*Record excerpts*
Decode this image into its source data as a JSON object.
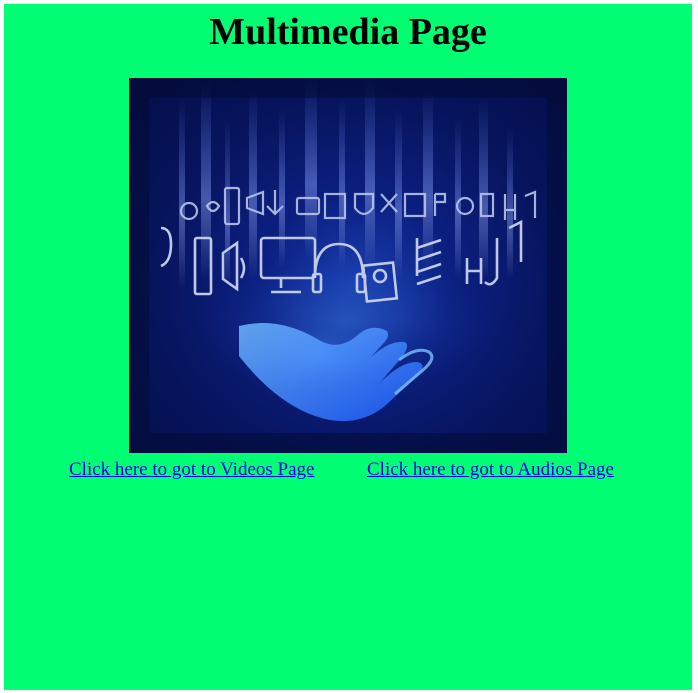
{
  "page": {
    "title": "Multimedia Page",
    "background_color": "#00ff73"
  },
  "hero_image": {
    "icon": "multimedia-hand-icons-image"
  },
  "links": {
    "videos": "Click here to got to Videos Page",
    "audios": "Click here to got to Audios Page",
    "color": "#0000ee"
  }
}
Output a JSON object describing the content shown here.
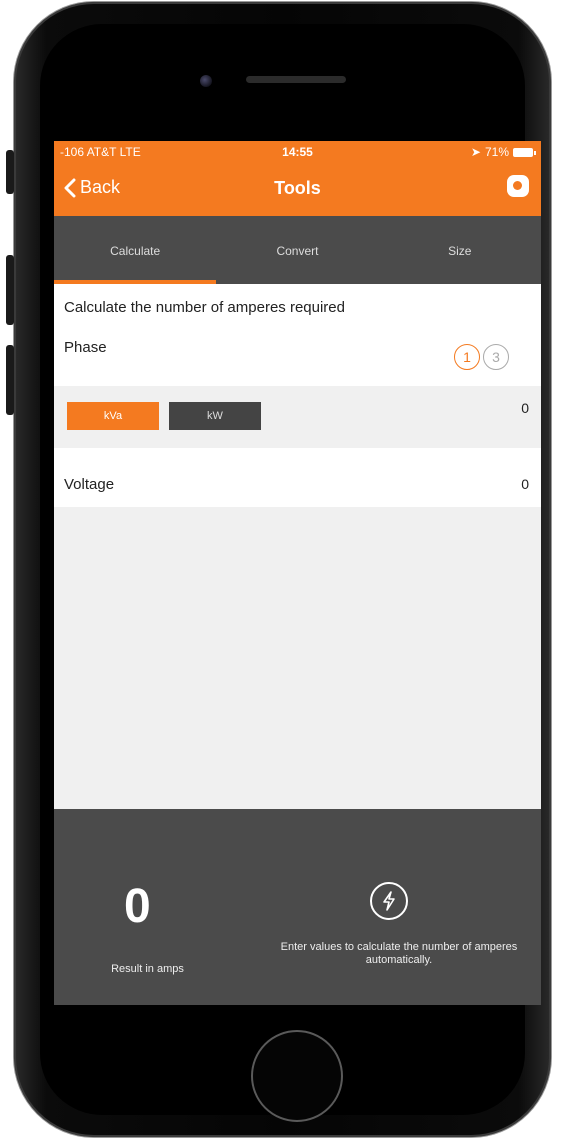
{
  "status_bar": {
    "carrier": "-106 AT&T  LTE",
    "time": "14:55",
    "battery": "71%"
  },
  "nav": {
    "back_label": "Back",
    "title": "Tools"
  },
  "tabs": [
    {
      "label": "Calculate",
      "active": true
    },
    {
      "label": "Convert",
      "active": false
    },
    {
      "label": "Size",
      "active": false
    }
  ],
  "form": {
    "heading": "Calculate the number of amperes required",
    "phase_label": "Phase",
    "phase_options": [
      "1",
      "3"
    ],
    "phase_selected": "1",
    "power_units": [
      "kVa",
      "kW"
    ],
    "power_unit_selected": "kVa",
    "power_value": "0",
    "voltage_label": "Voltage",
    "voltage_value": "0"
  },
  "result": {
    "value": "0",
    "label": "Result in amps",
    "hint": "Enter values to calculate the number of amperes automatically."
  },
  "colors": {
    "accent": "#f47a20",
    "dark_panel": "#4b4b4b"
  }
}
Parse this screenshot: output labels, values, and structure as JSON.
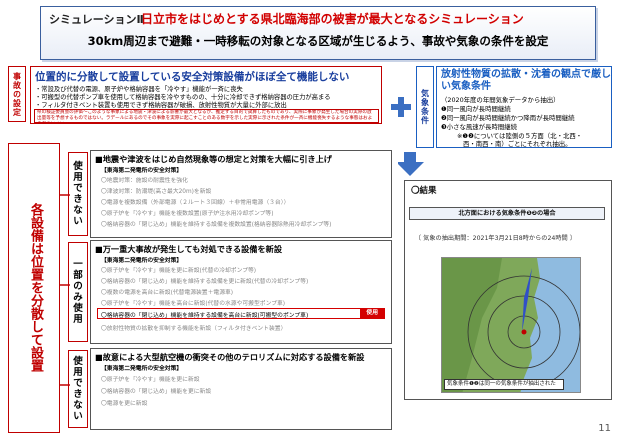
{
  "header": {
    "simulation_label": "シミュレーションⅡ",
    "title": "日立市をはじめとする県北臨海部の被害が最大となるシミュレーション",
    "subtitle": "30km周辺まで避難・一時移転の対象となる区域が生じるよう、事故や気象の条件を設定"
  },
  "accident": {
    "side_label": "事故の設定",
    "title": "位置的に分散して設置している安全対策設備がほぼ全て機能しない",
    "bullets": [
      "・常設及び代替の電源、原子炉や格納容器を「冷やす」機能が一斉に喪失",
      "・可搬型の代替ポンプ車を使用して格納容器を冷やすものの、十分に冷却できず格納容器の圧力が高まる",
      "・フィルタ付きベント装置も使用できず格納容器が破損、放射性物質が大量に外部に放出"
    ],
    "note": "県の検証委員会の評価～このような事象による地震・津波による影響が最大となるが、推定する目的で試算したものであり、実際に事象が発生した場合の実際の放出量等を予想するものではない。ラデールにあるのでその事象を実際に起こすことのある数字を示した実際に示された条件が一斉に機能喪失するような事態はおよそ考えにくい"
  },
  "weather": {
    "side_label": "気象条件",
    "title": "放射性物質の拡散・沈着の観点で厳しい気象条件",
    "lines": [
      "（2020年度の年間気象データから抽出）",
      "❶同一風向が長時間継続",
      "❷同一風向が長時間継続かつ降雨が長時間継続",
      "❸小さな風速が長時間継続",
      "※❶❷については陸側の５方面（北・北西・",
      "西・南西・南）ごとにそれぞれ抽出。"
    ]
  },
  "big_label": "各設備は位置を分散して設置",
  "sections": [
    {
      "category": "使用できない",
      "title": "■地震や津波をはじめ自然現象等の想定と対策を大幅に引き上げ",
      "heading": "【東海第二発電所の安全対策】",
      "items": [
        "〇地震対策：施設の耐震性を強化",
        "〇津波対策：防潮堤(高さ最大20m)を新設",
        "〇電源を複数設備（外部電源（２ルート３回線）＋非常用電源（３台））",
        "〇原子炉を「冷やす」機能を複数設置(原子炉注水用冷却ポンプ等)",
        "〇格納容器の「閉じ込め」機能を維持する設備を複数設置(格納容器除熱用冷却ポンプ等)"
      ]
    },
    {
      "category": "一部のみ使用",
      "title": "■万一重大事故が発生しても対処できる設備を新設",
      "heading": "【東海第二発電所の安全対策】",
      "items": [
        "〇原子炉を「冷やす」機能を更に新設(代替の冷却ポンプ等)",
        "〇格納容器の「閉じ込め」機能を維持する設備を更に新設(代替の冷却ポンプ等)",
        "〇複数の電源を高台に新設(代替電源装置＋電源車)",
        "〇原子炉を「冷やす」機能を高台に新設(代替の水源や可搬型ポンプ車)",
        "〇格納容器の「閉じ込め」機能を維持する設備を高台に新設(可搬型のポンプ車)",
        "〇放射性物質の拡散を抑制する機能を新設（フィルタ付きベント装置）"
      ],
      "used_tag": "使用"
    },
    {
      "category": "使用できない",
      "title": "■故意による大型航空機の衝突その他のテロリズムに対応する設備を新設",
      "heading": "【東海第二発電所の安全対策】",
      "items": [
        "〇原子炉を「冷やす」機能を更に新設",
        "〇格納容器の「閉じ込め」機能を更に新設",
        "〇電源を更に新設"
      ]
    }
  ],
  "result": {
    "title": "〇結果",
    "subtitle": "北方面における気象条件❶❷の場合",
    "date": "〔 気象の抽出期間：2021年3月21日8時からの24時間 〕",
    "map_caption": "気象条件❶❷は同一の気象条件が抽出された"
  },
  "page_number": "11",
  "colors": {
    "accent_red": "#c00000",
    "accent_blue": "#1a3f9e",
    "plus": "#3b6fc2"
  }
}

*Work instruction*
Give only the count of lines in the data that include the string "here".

*Answer area*
3